Occupation and post war years (1942-1960)
After the British surrender,
two Japanese officers, Lt-Col Numaguchi and Major Akiyama, was
sent to conduct a survey of all of Singapore's fortifications
as they were in February 1942. The Pengerang battery was covered
in their report where they noted that both the 6" guns and
18 pounders had been rendered unusable.
British command on the other hand were more in the dark about
Pengerang's true condition. Although the denial scheme had officially
reported that Pengerang's main guns had been destroyed, there
was no actual 1st hand information to confirm this, nor was there
any information as to the state of the actual gun emplacements.
The only confirmation they had was from a Royal Engineer officer
who had seen from afar, by way of optics, that Pengerang's guns,
"appeared to be damaged".
Beyond this they lacked vital information as to how intact Pengerang
overall remained and thus how easily it could be re-used by Japanese
In 1944-45, a small scale aerial survey was conducted by the British
that revealed considerable Japanese activity in the entire Pengerang
area. The Battery Observation Post (BOP) was even seen to still
be in place. From this, the British had to assume that the Pengerang
defended area had since been rearmed and brought back into full
A further intelligence report stated that up to April 1945 there
was in the area, 30 Japanese troops, 50 mixed troop, 12 police
and 300 army coolies. The report went on to state that there was
a oil dump, food stores, officers quarters and 4 batteries of
6 AA guns, and that no civilians were allowed near the area. An
independent source adds, there was even a possible Japanese radar
station at Kampung Pengerang, as well.
A further report then came in from the "Interservice Liaison
Department" (I.S.L.D), which quashed the previous estimated
troop strength from around only 400, now increased up to 1,600,
after Japanese landings had been observed in December 1944.
Any possible British plans for the re taking of Malaya and Singapore,
would have had to have factored in the threat of a Japanese held
Pengerang would have posed to any invading allied force.

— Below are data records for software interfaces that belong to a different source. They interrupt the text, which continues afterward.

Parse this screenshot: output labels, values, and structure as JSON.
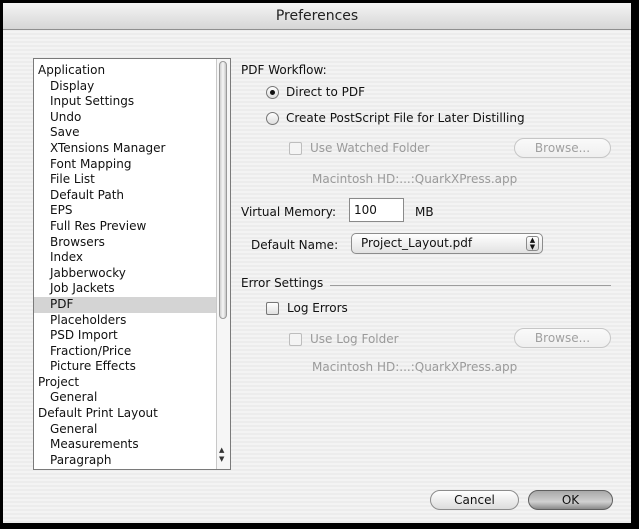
{
  "window": {
    "title": "Preferences"
  },
  "sidebar": {
    "items": [
      {
        "label": "Application",
        "level": 0
      },
      {
        "label": "Display",
        "level": 1
      },
      {
        "label": "Input Settings",
        "level": 1
      },
      {
        "label": "Undo",
        "level": 1
      },
      {
        "label": "Save",
        "level": 1
      },
      {
        "label": "XTensions Manager",
        "level": 1
      },
      {
        "label": "Font Mapping",
        "level": 1
      },
      {
        "label": "File List",
        "level": 1
      },
      {
        "label": "Default Path",
        "level": 1
      },
      {
        "label": "EPS",
        "level": 1
      },
      {
        "label": "Full Res Preview",
        "level": 1
      },
      {
        "label": "Browsers",
        "level": 1
      },
      {
        "label": "Index",
        "level": 1
      },
      {
        "label": "Jabberwocky",
        "level": 1
      },
      {
        "label": "Job Jackets",
        "level": 1
      },
      {
        "label": "PDF",
        "level": 1,
        "selected": true
      },
      {
        "label": "Placeholders",
        "level": 1
      },
      {
        "label": "PSD Import",
        "level": 1
      },
      {
        "label": "Fraction/Price",
        "level": 1
      },
      {
        "label": "Picture Effects",
        "level": 1
      },
      {
        "label": "Project",
        "level": 0
      },
      {
        "label": "General",
        "level": 1
      },
      {
        "label": "Default Print Layout",
        "level": 0
      },
      {
        "label": "General",
        "level": 1
      },
      {
        "label": "Measurements",
        "level": 1
      },
      {
        "label": "Paragraph",
        "level": 1
      }
    ]
  },
  "pdf_workflow": {
    "label": "PDF Workflow:",
    "direct_label": "Direct to PDF",
    "direct_selected": true,
    "postscript_label": "Create PostScript File for Later Distilling",
    "postscript_selected": false,
    "watched_folder_label": "Use Watched Folder",
    "watched_browse_label": "Browse...",
    "watched_path": "Macintosh HD:...:QuarkXPress.app"
  },
  "virtual_memory": {
    "label": "Virtual Memory:",
    "value": "100",
    "unit": "MB"
  },
  "default_name": {
    "label": "Default Name:",
    "value": "Project_Layout.pdf"
  },
  "error_settings": {
    "label": "Error Settings",
    "log_errors_label": "Log Errors",
    "log_folder_label": "Use Log Folder",
    "log_browse_label": "Browse...",
    "log_path": "Macintosh HD:...:QuarkXPress.app"
  },
  "footer": {
    "cancel_label": "Cancel",
    "ok_label": "OK"
  }
}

Outside of British military reports there are also civilian accounts
of Pengerang under Japanese control. It was reported the Japanese
sent local workers to the Pengerang area to presumably work at
the already well established pre-war bauxite mines. The accounts
point to the harsh conditions under the Japanese resulting in
The Pengerang area also seemed to have had some anti Japanese
groups based there, including a Communist Party headquarters,
which was later tracked down and set fire to by the Japanese.
So far no reports have yet been found of any actual allied attacks
carried out on the Pengerang area during the time of the Japanese
occupation up to their surrender in 1945.
In 1946, a major survey was conducted by a Major Rice as to the
condition of Singapore's fixed defences, Pengerang was included
in this work. 70 years on, the report in question can today be
found in the National archives in London, but frustratingly, the
specific pages covering the Pengerang battery are missing from
within its covers!
In the decade after the war, it's apparent that Pengerang was
never brought back to any kind of operational condition as it
had been in the pre-war years. The HQ and gun emplacements remained
scrapped and abandoned on Bukit Pengerang, and locals were warned
not to enter the area as there was still a possible danger of
During the Malayan Emergency (1948-1960), many British units were
stationed in and around Pengerang, tasked with hunting down communist
terrorists, as was the case for most of Malaya during those troubled
years. Whether any part of the former battery was used in any
way is not know.
When the Indonesia-Malaysia confrontation
(Konfrontasi) flared up between 1963-1966, Pengerang
once again saw some limited action with some of its beaches becoming
landing points for Indonesian insurgents. I have found one report
of "hunters" in the area engaging one such insurgent
group near Tanjong Pengelih.